One of the 3 main plots of ‘Traffic’, the Oscar-winning movie in 2001, was about a general who was waging war against a drug cartel in Mexico. Applauded by the Americans at first, he was later found out to be working for a rival cartel.
In Burma, the plot is being played again and again by the country’s rulers. The only difference is that while the Mexican general was exposed and sent to jail, his counterparts in Burma are still getting away with it.
They had used Khun Sa against the Kuomintang, later the Wa against Khun Sa, and now the militias created by them against the Wa. The surprising thing is the worn-out strategem still works and the generals are still getting international support for not doing the job.
That was the picture the authors of the Shan Drug Watch had been trying to portray since Show Business, their first report in 2003.
The latest one, Shan Drug Watch 2011, also sticks to the original theme. It however has a curious twist:
In their attempts to canvass votes from the local people, many candidates from the military’s proxy party, Union Solidarity and Development Party (USDP), better known as the Lion Party for its logo, had promised farmers would be allowed to grow poppies without fear of persecution. The result was the upsurge of production and output in Burma’s Shan State, especially in the north, where at least 7 of the militia leaders were “elected”:
- 1 as an Upper House representative
- 2 as Lower House representatives, and
- 4 as Shan State Assembly representatives
leading to the saying, “The army gets (opium) taxes and the lion gets votes.”
While nobody’s sure whether it was a deliberate flounce of their own 15 year master plan to eradicate opium production, reports coming from all three parts of Shan State confirmed that the weather, both seasonal and political, had been favorable:

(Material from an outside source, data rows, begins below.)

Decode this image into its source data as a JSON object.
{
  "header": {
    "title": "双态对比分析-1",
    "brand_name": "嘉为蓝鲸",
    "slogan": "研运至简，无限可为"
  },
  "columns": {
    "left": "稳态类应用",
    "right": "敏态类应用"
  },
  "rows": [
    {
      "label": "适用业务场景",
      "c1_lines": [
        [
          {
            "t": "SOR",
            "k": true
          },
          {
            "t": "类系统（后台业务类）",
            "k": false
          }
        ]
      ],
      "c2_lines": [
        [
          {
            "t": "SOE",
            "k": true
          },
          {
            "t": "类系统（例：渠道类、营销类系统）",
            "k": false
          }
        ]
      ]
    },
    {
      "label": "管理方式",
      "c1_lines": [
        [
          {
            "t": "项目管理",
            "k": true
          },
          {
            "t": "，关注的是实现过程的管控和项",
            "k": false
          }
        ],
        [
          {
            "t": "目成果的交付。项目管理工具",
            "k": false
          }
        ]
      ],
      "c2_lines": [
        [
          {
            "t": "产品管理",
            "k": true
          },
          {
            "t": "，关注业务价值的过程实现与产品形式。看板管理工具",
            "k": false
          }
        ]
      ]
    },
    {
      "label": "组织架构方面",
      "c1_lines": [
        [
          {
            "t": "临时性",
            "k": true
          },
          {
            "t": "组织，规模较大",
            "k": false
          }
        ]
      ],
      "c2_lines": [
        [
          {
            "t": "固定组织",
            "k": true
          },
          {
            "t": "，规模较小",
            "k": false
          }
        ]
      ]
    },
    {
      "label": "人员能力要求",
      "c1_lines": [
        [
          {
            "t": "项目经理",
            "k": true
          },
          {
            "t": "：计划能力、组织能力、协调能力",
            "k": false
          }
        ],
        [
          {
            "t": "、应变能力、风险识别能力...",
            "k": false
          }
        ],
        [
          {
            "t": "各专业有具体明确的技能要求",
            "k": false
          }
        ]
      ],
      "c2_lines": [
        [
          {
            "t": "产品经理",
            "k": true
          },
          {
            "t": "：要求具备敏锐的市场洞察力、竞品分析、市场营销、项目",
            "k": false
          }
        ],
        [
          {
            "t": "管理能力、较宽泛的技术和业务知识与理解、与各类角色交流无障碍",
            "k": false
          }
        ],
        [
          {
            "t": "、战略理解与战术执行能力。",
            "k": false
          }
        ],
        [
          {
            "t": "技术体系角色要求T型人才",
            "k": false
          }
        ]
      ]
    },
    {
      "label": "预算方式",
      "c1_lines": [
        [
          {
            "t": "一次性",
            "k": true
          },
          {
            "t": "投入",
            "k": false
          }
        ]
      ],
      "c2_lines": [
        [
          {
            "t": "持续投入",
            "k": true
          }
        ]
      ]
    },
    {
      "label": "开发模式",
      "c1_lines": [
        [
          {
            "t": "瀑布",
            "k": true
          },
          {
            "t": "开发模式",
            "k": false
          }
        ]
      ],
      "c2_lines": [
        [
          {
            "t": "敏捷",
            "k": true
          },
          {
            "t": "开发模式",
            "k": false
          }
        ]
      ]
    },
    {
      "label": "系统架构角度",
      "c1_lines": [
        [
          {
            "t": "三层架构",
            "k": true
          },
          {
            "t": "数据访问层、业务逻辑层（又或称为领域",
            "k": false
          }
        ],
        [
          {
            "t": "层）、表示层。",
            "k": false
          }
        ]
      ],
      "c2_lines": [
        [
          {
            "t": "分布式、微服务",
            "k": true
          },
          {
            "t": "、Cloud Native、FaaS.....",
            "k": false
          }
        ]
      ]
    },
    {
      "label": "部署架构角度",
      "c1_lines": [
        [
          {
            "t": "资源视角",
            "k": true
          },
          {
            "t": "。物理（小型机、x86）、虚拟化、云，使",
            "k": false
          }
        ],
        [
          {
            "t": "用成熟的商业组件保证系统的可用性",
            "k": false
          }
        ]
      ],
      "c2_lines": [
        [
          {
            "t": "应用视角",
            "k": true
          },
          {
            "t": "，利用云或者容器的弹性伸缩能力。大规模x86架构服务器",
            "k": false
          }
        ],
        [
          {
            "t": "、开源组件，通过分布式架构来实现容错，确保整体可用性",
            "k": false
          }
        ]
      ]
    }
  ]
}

Out of 55 townships there, 45 were confirmed as poppy growers and 5 as non-growers (4 Wa and 1 Mongla).
Only 5 townships remain arguably free from poppy fields.
Apart from Shan State, opium poppy is also grown in Kachin, Karenni (Kayah), Arakan and Chin states and Sagaing, Mandalay and Magwe divisions (now renamed regions).
It seems clear that as long as the country’s rulers are making war on their own people, they will need more troops and allies (those that can be bought with drug licenses). More troops and allies mean they will continue to be a heavy burden to the populace who are required to feed, clothe and pay them.
The only way out of it will be a national reconciliation built on the trust of the people, especially the non-Burmans, who have been calling upon successive rulers to honor the 1947 Panglong Agreement that had created a merger with the lowland Burma. Its promises: autonomy in internal affairs, human righs and democracy must be fulfilled.
Only this will assure there will be no more war and hence no more need for a large army and paramilitaries. This will in turn keep out hungry investors who are looking for havens, where they can make more money through drugs.